TASK DETAILS:
In the records below, find the line containing "Extract the structured" and retype it and every line after it exactly, adding nothing.

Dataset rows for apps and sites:
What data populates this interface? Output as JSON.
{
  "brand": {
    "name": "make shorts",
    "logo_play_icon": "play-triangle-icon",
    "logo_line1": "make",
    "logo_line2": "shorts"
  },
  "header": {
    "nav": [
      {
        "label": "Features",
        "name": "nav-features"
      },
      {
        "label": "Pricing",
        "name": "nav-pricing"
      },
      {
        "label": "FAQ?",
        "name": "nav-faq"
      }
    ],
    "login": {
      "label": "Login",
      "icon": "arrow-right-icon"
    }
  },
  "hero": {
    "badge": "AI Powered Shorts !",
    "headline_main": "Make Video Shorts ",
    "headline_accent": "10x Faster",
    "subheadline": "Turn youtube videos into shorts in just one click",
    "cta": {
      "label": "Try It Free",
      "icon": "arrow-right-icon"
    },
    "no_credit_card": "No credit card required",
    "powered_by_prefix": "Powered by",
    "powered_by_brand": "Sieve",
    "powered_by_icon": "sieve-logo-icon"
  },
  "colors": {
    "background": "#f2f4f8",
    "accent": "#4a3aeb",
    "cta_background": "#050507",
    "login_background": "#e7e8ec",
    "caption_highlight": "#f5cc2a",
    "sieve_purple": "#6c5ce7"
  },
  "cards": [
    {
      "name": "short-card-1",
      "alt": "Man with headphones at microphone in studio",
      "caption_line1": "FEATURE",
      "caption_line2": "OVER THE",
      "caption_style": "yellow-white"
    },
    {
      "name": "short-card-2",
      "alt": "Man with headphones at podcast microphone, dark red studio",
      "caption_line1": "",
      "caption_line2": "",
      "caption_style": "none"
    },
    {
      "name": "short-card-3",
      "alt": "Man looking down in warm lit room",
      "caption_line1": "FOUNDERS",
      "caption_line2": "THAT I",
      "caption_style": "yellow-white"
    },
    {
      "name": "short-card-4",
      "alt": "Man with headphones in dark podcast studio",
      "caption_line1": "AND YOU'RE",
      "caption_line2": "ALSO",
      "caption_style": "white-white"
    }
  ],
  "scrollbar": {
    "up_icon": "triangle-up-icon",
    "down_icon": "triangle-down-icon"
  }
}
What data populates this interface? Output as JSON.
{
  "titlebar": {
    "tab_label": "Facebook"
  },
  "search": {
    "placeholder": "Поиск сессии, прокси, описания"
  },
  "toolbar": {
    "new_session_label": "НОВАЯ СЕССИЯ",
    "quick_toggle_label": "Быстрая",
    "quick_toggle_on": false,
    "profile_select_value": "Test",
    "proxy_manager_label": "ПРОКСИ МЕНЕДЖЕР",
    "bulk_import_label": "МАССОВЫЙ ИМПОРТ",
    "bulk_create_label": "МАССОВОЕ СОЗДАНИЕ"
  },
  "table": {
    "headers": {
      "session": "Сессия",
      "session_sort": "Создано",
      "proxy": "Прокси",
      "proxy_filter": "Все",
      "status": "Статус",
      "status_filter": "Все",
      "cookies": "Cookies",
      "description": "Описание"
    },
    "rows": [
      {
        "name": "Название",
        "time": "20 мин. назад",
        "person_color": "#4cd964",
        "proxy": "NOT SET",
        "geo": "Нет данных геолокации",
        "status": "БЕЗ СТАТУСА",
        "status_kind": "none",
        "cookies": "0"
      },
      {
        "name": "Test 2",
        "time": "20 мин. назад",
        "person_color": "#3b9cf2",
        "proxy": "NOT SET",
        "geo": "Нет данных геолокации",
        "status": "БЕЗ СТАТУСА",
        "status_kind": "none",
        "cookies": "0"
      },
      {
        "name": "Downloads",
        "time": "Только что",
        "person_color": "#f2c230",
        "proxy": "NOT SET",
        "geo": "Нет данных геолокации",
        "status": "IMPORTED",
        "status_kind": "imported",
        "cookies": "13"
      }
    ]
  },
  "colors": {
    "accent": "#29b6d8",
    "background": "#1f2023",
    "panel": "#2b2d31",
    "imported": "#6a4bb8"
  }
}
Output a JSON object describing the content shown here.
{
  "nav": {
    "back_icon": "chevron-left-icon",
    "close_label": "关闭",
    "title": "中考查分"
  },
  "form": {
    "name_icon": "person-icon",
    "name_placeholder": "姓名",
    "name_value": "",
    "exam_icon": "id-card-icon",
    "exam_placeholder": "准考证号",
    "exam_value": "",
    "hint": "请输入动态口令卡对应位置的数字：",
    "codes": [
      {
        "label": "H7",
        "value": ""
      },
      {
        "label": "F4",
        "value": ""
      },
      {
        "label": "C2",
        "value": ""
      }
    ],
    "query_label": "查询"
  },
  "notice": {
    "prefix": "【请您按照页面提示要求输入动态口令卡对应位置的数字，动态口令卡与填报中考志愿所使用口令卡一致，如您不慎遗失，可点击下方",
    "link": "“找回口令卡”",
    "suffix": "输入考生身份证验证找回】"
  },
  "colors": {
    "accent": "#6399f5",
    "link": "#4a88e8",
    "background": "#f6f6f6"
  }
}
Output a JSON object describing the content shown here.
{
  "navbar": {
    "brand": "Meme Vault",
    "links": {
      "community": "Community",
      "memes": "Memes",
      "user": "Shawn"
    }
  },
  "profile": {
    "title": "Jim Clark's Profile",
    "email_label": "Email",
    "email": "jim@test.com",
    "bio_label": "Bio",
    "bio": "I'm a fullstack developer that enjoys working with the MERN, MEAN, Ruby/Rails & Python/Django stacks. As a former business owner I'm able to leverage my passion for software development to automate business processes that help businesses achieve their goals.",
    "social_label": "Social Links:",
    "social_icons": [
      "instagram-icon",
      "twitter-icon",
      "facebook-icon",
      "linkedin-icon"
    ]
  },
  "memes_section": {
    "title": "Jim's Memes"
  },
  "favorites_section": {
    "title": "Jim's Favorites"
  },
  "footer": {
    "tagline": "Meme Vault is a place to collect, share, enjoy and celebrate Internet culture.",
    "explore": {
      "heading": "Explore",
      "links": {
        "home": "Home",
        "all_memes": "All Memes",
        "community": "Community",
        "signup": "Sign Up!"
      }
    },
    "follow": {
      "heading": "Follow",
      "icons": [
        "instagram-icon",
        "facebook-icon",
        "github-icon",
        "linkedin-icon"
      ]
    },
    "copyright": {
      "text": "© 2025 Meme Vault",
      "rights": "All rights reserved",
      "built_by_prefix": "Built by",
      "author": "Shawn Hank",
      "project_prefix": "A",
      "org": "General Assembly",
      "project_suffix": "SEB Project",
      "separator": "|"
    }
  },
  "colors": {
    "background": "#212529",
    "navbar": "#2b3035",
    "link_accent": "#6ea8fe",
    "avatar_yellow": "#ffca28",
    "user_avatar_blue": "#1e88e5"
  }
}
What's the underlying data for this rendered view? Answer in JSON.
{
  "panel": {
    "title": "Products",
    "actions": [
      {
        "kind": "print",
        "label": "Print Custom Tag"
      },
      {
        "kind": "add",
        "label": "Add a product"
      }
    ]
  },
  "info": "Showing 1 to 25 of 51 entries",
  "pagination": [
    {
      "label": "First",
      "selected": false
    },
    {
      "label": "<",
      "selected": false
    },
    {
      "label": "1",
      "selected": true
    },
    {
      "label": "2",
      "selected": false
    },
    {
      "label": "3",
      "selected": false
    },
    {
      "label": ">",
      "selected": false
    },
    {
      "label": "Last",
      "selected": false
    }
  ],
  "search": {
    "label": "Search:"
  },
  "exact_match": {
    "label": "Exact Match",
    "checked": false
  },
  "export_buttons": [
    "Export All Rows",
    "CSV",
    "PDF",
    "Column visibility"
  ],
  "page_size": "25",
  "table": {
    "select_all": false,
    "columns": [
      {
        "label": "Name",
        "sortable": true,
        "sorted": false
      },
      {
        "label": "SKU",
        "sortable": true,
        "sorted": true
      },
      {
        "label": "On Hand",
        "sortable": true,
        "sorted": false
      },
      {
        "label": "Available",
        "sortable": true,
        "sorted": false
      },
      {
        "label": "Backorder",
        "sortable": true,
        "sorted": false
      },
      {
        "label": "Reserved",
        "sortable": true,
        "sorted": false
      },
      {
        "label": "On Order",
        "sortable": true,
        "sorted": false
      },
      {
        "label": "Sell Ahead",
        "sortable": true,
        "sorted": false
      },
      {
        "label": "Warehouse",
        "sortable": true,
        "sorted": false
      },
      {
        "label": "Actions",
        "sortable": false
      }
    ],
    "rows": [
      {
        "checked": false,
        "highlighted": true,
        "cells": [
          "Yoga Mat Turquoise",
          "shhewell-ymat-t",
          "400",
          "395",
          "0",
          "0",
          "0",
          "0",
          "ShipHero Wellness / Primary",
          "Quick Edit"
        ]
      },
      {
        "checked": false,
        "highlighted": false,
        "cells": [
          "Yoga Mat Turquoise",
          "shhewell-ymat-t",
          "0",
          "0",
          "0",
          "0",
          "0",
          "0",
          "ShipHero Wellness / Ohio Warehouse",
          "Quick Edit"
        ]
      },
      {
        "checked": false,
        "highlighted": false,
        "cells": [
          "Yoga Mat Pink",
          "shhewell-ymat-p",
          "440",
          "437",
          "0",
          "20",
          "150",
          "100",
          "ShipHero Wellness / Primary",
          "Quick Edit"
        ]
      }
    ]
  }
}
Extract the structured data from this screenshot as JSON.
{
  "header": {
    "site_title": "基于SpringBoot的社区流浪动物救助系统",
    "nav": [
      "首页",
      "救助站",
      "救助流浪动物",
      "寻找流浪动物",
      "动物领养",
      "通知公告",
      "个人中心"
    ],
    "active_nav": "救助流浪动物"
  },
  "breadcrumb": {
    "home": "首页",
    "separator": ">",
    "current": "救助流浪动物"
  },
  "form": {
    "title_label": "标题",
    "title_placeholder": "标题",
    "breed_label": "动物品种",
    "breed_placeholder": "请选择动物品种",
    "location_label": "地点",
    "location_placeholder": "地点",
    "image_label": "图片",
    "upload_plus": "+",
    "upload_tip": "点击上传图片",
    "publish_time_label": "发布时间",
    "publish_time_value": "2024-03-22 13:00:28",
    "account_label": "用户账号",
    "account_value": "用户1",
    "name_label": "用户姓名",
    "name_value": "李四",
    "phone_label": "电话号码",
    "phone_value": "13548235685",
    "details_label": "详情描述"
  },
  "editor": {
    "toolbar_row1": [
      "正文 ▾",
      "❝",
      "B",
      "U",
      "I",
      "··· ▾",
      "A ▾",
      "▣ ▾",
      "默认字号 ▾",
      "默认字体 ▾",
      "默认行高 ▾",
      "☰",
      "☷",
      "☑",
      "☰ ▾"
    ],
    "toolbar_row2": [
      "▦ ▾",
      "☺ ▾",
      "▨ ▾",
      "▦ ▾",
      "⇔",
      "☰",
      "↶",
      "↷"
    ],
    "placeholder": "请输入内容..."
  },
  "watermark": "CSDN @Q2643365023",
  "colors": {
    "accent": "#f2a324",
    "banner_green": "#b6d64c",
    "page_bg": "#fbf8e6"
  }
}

EXPECTED OUTPUT:
Extract the structured data from this screenshot as JSON.
{
  "header": {
    "site_title": "基于SpringBoot的社区流浪动物救助系统",
    "nav": [
      "首页",
      "救助站",
      "救助流浪动物",
      "寻找流浪动物",
      "动物领养",
      "通知公告",
      "个人中心"
    ],
    "active_nav": "救助流浪动物"
  },
  "breadcrumb": {
    "home": "首页",
    "separator": ">",
    "current": "救助流浪动物"
  },
  "form": {
    "title_label": "标题",
    "title_placeholder": "标题",
    "breed_label": "动物品种",
    "breed_placeholder": "请选择动物品种",
    "location_label": "地点",
    "location_placeholder": "地点",
    "image_label": "图片",
    "upload_plus": "+",
    "upload_tip": "点击上传图片",
    "publish_time_label": "发布时间",
    "publish_time_value": "2024-03-22 13:00:28",
    "account_label": "用户账号",
    "account_value": "用户1",
    "name_label": "用户姓名",
    "name_value": "李四",
    "phone_label": "电话号码",
    "phone_value": "13548235685",
    "details_label": "详情描述"
  },
  "editor": {
    "toolbar_row1": [
      "正文 ▾",
      "❝",
      "B",
      "U",
      "I",
      "··· ▾",
      "A ▾",
      "▣ ▾",
      "默认字号 ▾",
      "默认字体 ▾",
      "默认行高 ▾",
      "☰",
      "☷",
      "☑",
      "☰ ▾"
    ],
    "toolbar_row2": [
      "▦ ▾",
      "☺ ▾",
      "▨ ▾",
      "▦ ▾",
      "⇔",
      "☰",
      "↶",
      "↷"
    ],
    "placeholder": "请输入内容..."
  },
  "watermark": "CSDN @Q2643365023",
  "colors": {
    "accent": "#f2a324",
    "banner_green": "#b6d64c",
    "page_bg": "#fbf8e6"
  }
}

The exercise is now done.